Photo by Dana Johnson

Outreach key to Cookeville clinic’s success

Vanderbilt University Medical Center's Department of Thoracic Surgery has teamed up with Highland Rim Respiratory Specialists in Cookeville, Tenn., to offer a unique service to the patients of the Cumberland Plateau.

This partnership has been a true life-saver.

For years the medical staff at the Cookeville clinic, run by pulmonary critical care specialists Douglas Kane, M.D., and Carlos Baleeiro, M.D., watched as many of their patients chose to forgo additional treatment because it meant driving to VUMC in Nashville.

“Most of our patients come from very rural parts of the county,” said Kane. “Traveling to Nashville is very intimidating and unfamiliar. They would rather let their disease progress. It was very difficult to watch that.”

But Mathew Ninan, M.D., assistant professor Thoracic Surgery and director of Vanderbilt's Lung Failure Program, saw the benefits of developing a community outreach program that fulfilled several goals and dovetailed with elevate, VUMC's wide ranging organizational improvement effort.

“Tennessee has one of the worst problems with tobacco,” said Ninan. “The largest burden of tobacco-related illnesses comes from the Cumberland Plateau area. And from a public health standpoint, we can offer education about a disease that commonly affects a majority of residents in that area.

“We began the Cookeville Lung Failure Clinic in 2005 and it has been incredibly successful. A lot of these patients would never get in a car to travel to Nashville. If we wanted to care for this population of patients, we would need to go to them.”

The clinic was started with the support of Bill Putnam, M.D., chair of Thoracic Surgery.

In Cookeville, Ninan attends a pulmonary conference, a multi-disciplinary group of nearly 20 area physicians, to discuss cases. He also holds clinic the first Thursday afternoon of every month. His appointment schedule is booked through summer.

“Many of the doctors in these communities have become more familiar with us, which makes it easier for their patients to trust me,” said Ninan.

“Having connections with the local physicians has been a key part of this strategy.
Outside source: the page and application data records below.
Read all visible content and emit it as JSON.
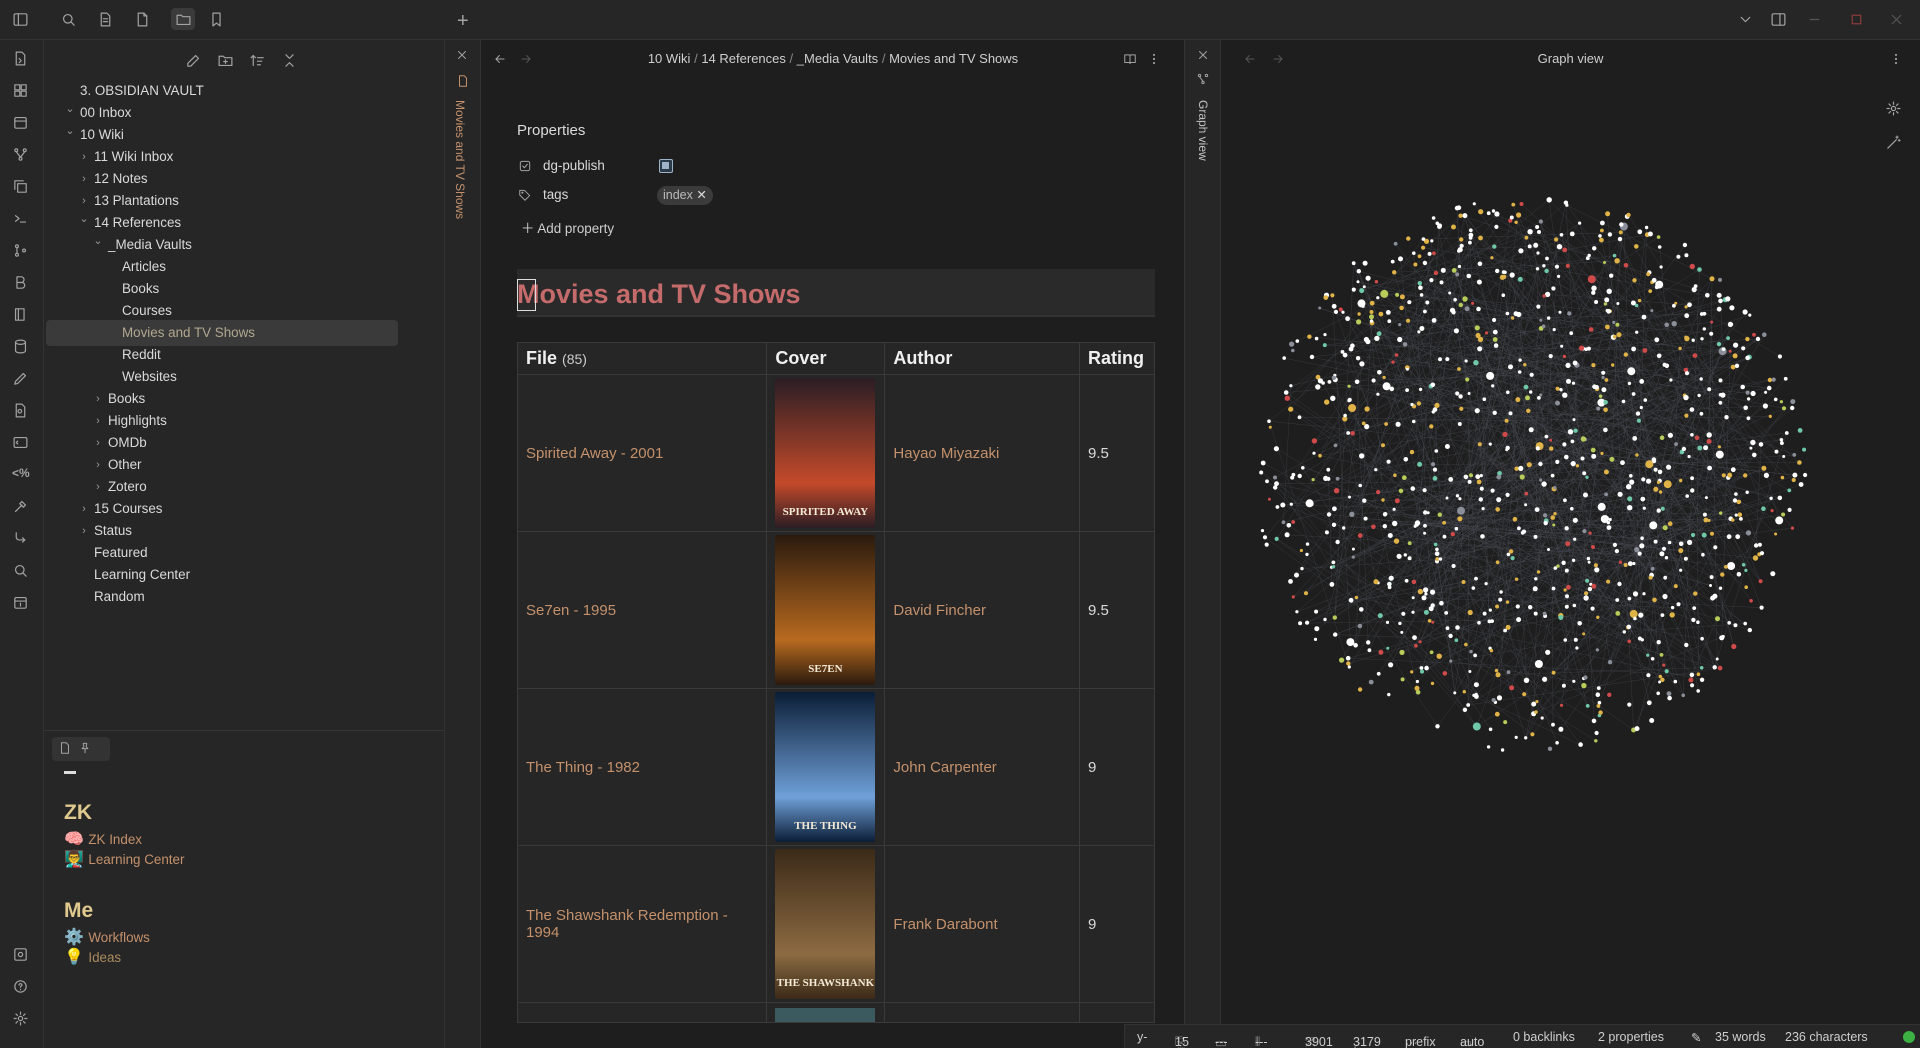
{
  "window": {
    "new_tab": "+"
  },
  "sidebar": {
    "vault_name": "3. OBSIDIAN VAULT",
    "tree": [
      {
        "label": "00 Inbox",
        "chevron": "down"
      },
      {
        "label": "10 Wiki",
        "chevron": "down"
      },
      {
        "label": "11 Wiki Inbox",
        "chevron": "right"
      },
      {
        "label": "12 Notes",
        "chevron": "right"
      },
      {
        "label": "13 Plantations",
        "chevron": "right"
      },
      {
        "label": "14 References",
        "chevron": "down"
      },
      {
        "label": "_Media Vaults",
        "chevron": "down"
      },
      {
        "label": "Articles",
        "chevron": ""
      },
      {
        "label": "Books",
        "chevron": ""
      },
      {
        "label": "Courses",
        "chevron": ""
      },
      {
        "label": "Movies and TV Shows",
        "chevron": "",
        "active": true
      },
      {
        "label": "Reddit",
        "chevron": ""
      },
      {
        "label": "Websites",
        "chevron": ""
      },
      {
        "label": "Books",
        "chevron": "right"
      },
      {
        "label": "Highlights",
        "chevron": "right"
      },
      {
        "label": "OMDb",
        "chevron": "right"
      },
      {
        "label": "Other",
        "chevron": "right"
      },
      {
        "label": "Zotero",
        "chevron": "right"
      },
      {
        "label": "15 Courses",
        "chevron": "right"
      },
      {
        "label": "Status",
        "chevron": "right"
      },
      {
        "label": "Featured",
        "chevron": ""
      },
      {
        "label": "Learning Center",
        "chevron": ""
      },
      {
        "label": "Random",
        "chevron": ""
      }
    ],
    "bottom": {
      "zk_heading": "ZK",
      "zk_links": [
        {
          "emoji": "🧠",
          "label": "ZK Index"
        },
        {
          "emoji": "👨‍🏫",
          "label": "Learning Center"
        }
      ],
      "me_heading": "Me",
      "me_links": [
        {
          "emoji": "⚙️",
          "label": "Workflows"
        },
        {
          "emoji": "💡",
          "label": "Ideas"
        }
      ]
    }
  },
  "editor": {
    "tab_label": "Movies and TV Shows",
    "breadcrumb": [
      "10 Wiki",
      "14 References",
      "_Media Vaults",
      "Movies and TV Shows"
    ],
    "breadcrumb_sep": "/",
    "properties_heading": "Properties",
    "properties": [
      {
        "key": "dg-publish",
        "checked": true
      },
      {
        "key": "tags",
        "tag": "index"
      }
    ],
    "add_property": "Add property",
    "title": "Movies and TV Shows",
    "table": {
      "headers": {
        "file": "File",
        "file_count": "(85)",
        "cover": "Cover",
        "author": "Author",
        "rating": "Rating"
      },
      "rows": [
        {
          "file": "Spirited Away - 2001",
          "author": "Hayao Miyazaki",
          "rating": "9.5",
          "poster_text": "SPIRITED AWAY",
          "poster_colors": [
            "#2a1d24",
            "#c44a2a"
          ]
        },
        {
          "file": "Se7en - 1995",
          "author": "David Fincher",
          "rating": "9.5",
          "poster_text": "SE7EN",
          "poster_colors": [
            "#2a1a0e",
            "#b86a1f"
          ]
        },
        {
          "file": "The Thing - 1982",
          "author": "John Carpenter",
          "rating": "9",
          "poster_text": "THE THING",
          "poster_colors": [
            "#0b1d36",
            "#6fa0d8"
          ]
        },
        {
          "file": "The Shawshank Redemption - 1994",
          "author": "Frank Darabont",
          "rating": "9",
          "poster_text": "THE SHAWSHANK",
          "poster_colors": [
            "#3b2a18",
            "#8c6b42"
          ]
        }
      ]
    }
  },
  "graph": {
    "tab_label": "Graph view",
    "title": "Graph view",
    "node_colors": [
      "#ffffff",
      "#e0b347",
      "#d04a4a",
      "#6fc9a8",
      "#b8cc5a",
      "#8a8f99"
    ]
  },
  "status": {
    "vim_mode": "y-",
    "count1": "15",
    "count2": "---",
    "count3": "---",
    "count4": "3901",
    "count5": "3179",
    "prefix": "prefix",
    "auto": "auto",
    "backlinks": "0 backlinks",
    "properties": "2 properties",
    "words": "35 words",
    "characters": "236 characters"
  }
}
Patients look to their physicians for guidance.”

Since opening the clinic, Ninan's team has seen a tremendous response in referrals, as well as patients' willingness to come to Vanderbilt for further treatment.

Commonly seen ailments include emphysema, bullous lung disease, combinations of severe emphysema and lung cancer and other lung failure disorders.

Vanderbilt is the only center in the state and one of a few in the Southeast offering comprehensive services in lung failure, Ninan said. Treatment options include lung volume reduction surgery (LVRS), lung cancer resection in patients with poor lung function and lung transplantation, among other procedures.

Jean Barnes, R.N., serves as the liaison for the outreach clinic, which has been eye-opening, she said.

“There were a few patients with a smoking history that began as young as 5 years old,” she said. “At first it shocked me, but I later found that it's not uncommon. Lung cancer is the largest cancer killer in men and women.

“Once they enter the VUMC community and meet the team, they realize their fears are unsubstantiated. This is a huge community service. We are being proactive in dealing with one of Tennessee's biggest health issues.”

Ninan and Kane hope that their outreach program can serve as a model for other areas of Vanderbilt seeking to serve semi-urban and rural areas of Tennessee.